If you are playing black, you need ways to deal damage. As stupid as that sounds, it’s very easy to end up with a deck that has no way to close. The black rares are all awesome, but there aren’t really Air Elementals at common. Sentry of the Underworld is the closest thing, and it fails to win games through any of the blue fliers or green reach guys.
Unless you are all in on Scholar of Athreos, your black deck needs to be the beatdown or be able to get in a lot of chip shots.
Top 2 Commons
Red is the color I have the least experience with in the format. I really disliked a lot of my early results with it. U/R was the one color combination I felt was actively bad despite some numbers people collected saying otherwise. W/R was a thing but suffered from awkward mana. R/G was a thing but missed a lot of the benefits of white (aggressive curve) and black (generic removal).
The more I draft the format, the more I realize red is similar to blue in Innistrad. All the different red decks have very different needs and pick orders. W/R really wants Two-Headed Cerberus to suit up, while U/R and B/R would much rather have the standalone threat of Minotaur Skullcleaver in that slot. R/G doesn’t want Portent of Betrayal or Deathbellow Raider so much as it wants Boulderfall.

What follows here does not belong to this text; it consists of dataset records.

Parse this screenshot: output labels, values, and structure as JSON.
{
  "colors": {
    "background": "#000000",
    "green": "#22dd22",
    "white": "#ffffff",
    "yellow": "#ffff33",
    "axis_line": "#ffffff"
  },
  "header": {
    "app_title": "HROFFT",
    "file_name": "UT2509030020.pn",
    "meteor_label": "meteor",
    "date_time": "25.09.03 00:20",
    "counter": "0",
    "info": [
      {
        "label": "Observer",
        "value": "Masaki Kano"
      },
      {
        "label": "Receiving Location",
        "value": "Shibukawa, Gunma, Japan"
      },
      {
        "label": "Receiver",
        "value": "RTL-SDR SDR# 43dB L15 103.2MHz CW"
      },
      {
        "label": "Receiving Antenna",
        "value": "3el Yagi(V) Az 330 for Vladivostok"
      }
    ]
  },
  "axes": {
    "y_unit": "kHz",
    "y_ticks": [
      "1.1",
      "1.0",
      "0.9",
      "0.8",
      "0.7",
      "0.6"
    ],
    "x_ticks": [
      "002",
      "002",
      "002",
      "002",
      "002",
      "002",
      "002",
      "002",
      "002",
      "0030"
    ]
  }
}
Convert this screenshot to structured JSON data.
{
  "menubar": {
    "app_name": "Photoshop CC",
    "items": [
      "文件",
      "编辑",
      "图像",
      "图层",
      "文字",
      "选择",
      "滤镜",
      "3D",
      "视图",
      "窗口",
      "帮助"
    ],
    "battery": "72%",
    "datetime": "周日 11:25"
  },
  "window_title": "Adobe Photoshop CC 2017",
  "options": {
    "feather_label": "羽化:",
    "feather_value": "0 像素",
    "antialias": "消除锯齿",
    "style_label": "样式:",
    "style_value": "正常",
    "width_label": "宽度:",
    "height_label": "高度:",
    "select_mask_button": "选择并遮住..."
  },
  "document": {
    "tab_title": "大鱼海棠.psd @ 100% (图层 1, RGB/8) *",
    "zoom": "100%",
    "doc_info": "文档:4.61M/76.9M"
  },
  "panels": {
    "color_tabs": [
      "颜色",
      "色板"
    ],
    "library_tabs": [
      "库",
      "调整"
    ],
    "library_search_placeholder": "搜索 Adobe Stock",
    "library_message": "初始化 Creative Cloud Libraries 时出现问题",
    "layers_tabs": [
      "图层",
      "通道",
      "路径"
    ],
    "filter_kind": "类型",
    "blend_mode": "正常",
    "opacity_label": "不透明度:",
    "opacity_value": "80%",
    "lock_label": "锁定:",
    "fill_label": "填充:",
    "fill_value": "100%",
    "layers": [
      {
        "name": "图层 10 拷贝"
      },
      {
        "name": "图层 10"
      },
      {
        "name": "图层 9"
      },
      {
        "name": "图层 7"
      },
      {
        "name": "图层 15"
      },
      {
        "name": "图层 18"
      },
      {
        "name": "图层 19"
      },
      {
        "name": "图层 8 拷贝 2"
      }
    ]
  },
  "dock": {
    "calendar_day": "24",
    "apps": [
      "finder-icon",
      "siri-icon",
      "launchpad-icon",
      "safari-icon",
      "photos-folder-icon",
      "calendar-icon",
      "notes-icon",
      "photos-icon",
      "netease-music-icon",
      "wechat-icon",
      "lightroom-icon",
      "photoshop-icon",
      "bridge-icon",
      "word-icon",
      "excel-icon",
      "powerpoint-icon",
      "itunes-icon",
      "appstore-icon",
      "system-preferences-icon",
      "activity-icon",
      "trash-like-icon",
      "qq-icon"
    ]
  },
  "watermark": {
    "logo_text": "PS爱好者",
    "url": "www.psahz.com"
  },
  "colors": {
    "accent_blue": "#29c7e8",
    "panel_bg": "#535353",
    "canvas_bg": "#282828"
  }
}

Notice that I’ve only listed two commons as being clearly at the top of the heap. Everything else is relative.
When red is "open," pay close attention to what you are seeing. It might be easy to pick up the red you need, but your normal choice for second color might not match what you are getting.
Return To Zendikar
The one red deck I’ve really liked in this format has been Zendikar-style B/R. This may just be because it is the most straightforward. Early dudes, random tricks and removal, all the Ordeals you can find. My best example had three 2/Xs for one and seven two-drops.
Note that this is not necessarily a Minotaur deck. I actually am not a huge fan of Kragma Warcaller since the high drop slot is fairly easy to fill and fairly interchangeable. Even if the lord is the best one, you don’t want to be playing Felhide Minotaurs because they are good with your five-drop.
Rageblood Shaman though. That guy is sweet.
Top 5 Commons
Green is the deepest color by quite a bit. There are eight or nine super-solid commons, including multiple great two-drops, the best late-game cards, and removal. The uncommons aren’t quite as great, but you can easily have three people fighting over green at a table that all end up with reasonable decks. Past the five I listed above, every green deck I play wouldn’t mind a Staunch-Hearted Warrior, Vulpine Goliath, or Feral Invocation. Even a Savage Surge isn’t terrible.
Green is the only color in this format where it’s hard to tell if you are getting cut, and honestly I’m not sure if it really matters half the time.
It’s comical how many decks just fold to a 3/3 in this format.
That’s a bit of an overstatement. If you are only 3/3s, your opponent might be able to present a defense that wins.
When the 3/3 is followed by a 4/5 and then a 6/5, it gets really rough.
Green wins most games by having the base-stats advantage in combat. You play your guy; your opponent can spend their turn trading their trick for it or not attack. You then attack, representing a trick they can’t really beat, and follow up with a bigger guy. Each turn they take a huge hit, and each turn things don’t get any better for them.
Green in Theros is classic Dinosaurs, only starting on 3 instead of 5.
I’m very happy with Theros Draft as a whole. The format is awesome—but for all the opposite reasons Innistrad was awesome. Instead of being about weird synergies and oddball decks that only happen once, Theros Draft is about solid Limited combat. The removal is light enough to not dominate but prevalent enough to not be absent ala Avacyn Restored. Card advantage and creature sizing are things, but turn-by-turn sequencing and combat decisions easily overrule both.
As mentioned at the top, I’m looking to you for additional opinions. If you strongly agree or disagree with anything I said here, let me know.